| Problem description |
Check each line of the records for "Error"; collect those that have it.

| Provided data |
# # #

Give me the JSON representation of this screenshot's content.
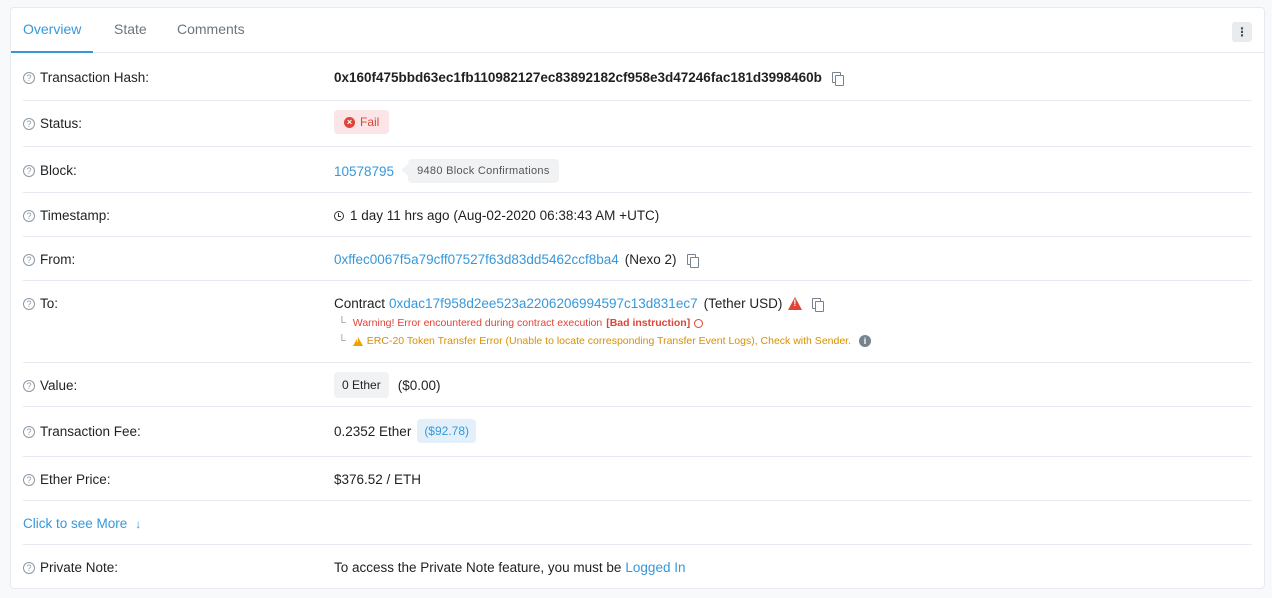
{
  "tabs": [
    {
      "label": "Overview",
      "active": true
    },
    {
      "label": "State",
      "active": false
    },
    {
      "label": "Comments",
      "active": false
    }
  ],
  "menu": {
    "icon": "vertical-dots-icon",
    "glyph": "⋮"
  },
  "help_glyph": "?",
  "rows": {
    "tx_hash": {
      "label": "Transaction Hash:",
      "value": "0x160f475bbd63ec1fb110982127ec83892182cf958e3d47246fac181d3998460b"
    },
    "status": {
      "label": "Status:",
      "value": "Fail"
    },
    "block": {
      "label": "Block:",
      "number": "10578795",
      "confirmations": "9480 Block Confirmations"
    },
    "timestamp": {
      "label": "Timestamp:",
      "value": "1 day 11 hrs ago (Aug-02-2020 06:38:43 AM +UTC)"
    },
    "from": {
      "label": "From:",
      "address": "0xffec0067f5a79cff07527f63d83dd5462ccf8ba4",
      "tag": "(Nexo 2)"
    },
    "to": {
      "label": "To:",
      "prefix": "Contract",
      "address": "0xdac17f958d2ee523a2206206994597c13d831ec7",
      "tag": "(Tether USD)",
      "warning_text": "Warning! Error encountered during contract execution",
      "warning_bold": "[Bad instruction]",
      "erc20_text": "ERC-20 Token Transfer Error (Unable to locate corresponding Transfer Event Logs), Check with Sender.",
      "sub_arrow": "└"
    },
    "value": {
      "label": "Value:",
      "ether": "0 Ether",
      "usd": "($0.00)"
    },
    "fee": {
      "label": "Transaction Fee:",
      "ether": "0.2352 Ether",
      "usd": "($92.78)"
    },
    "price": {
      "label": "Ether Price:",
      "value": "$376.52 / ETH"
    },
    "see_more": {
      "label": "Click to see More",
      "arrow": "↓"
    },
    "note": {
      "label": "Private Note:",
      "text": "To access the Private Note feature, you must be",
      "link": "Logged In"
    }
  },
  "colors": {
    "accent": "#3498db",
    "danger": "#de4437",
    "warning": "#f0a000"
  }
}
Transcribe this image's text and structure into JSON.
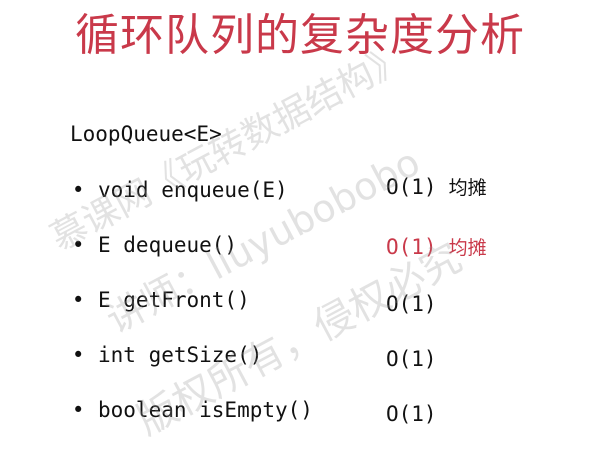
{
  "slide": {
    "title": "循环队列的复杂度分析",
    "class_name": "LoopQueue<E>",
    "methods": [
      {
        "signature": "void enqueue(E)",
        "complexity": "O(1)",
        "note": "均摊"
      },
      {
        "signature": "E dequeue()",
        "complexity": "O(1)",
        "note": "均摊"
      },
      {
        "signature": "E getFront()",
        "complexity": "O(1)",
        "note": ""
      },
      {
        "signature": "int getSize()",
        "complexity": "O(1)",
        "note": ""
      },
      {
        "signature": "boolean isEmpty()",
        "complexity": "O(1)",
        "note": ""
      }
    ],
    "bullet_symbol": "•",
    "watermark": {
      "line1": "慕课网《玩转数据结构》",
      "line2": "讲师：liuyubobobo",
      "line3": "版权所有，侵权必究"
    }
  },
  "colors": {
    "title": "#c9394a",
    "highlight": "#c9394a",
    "text": "#111111",
    "watermark": "#969696"
  }
}
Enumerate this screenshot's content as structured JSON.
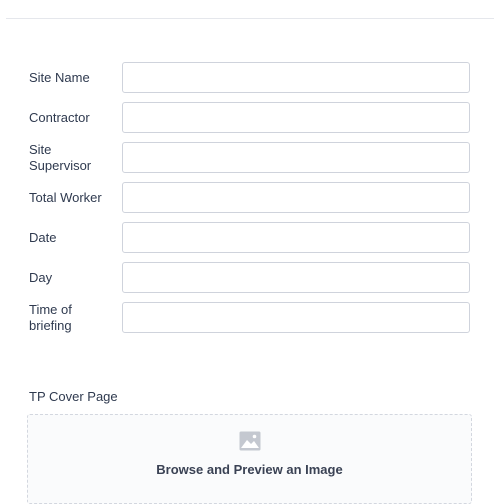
{
  "form": {
    "fields": [
      {
        "label": "Site Name",
        "value": "",
        "placeholder": ""
      },
      {
        "label": "Contractor",
        "value": "",
        "placeholder": ""
      },
      {
        "label": "Site Supervisor",
        "value": "",
        "placeholder": ""
      },
      {
        "label": "Total Worker",
        "value": "",
        "placeholder": ""
      },
      {
        "label": "Date",
        "value": "",
        "placeholder": ""
      },
      {
        "label": "Day",
        "value": "",
        "placeholder": ""
      },
      {
        "label": "Time of briefing",
        "value": "",
        "placeholder": ""
      }
    ]
  },
  "upload": {
    "section_label": "TP Cover Page",
    "icon": "image-icon",
    "prompt": "Browse and Preview an Image"
  },
  "colors": {
    "border": "#cfd3dc",
    "text": "#2f3a4f",
    "icon": "#c4c8d0"
  }
}
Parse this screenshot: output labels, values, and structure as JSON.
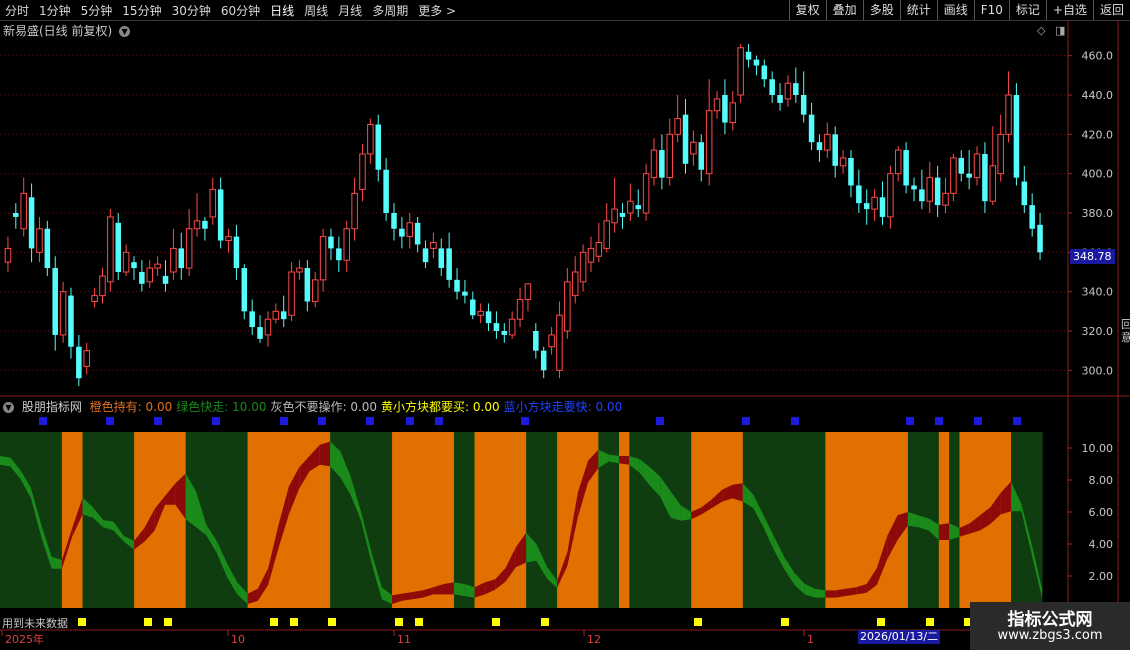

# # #

| Problem solution |
      "warning_text": "Warning! Error encountered during contract execution",
      "erc20_text": "ERC-20 Token Transfer Error (Unable to locate corresponding Transfer Event Logs), Check with Sender.",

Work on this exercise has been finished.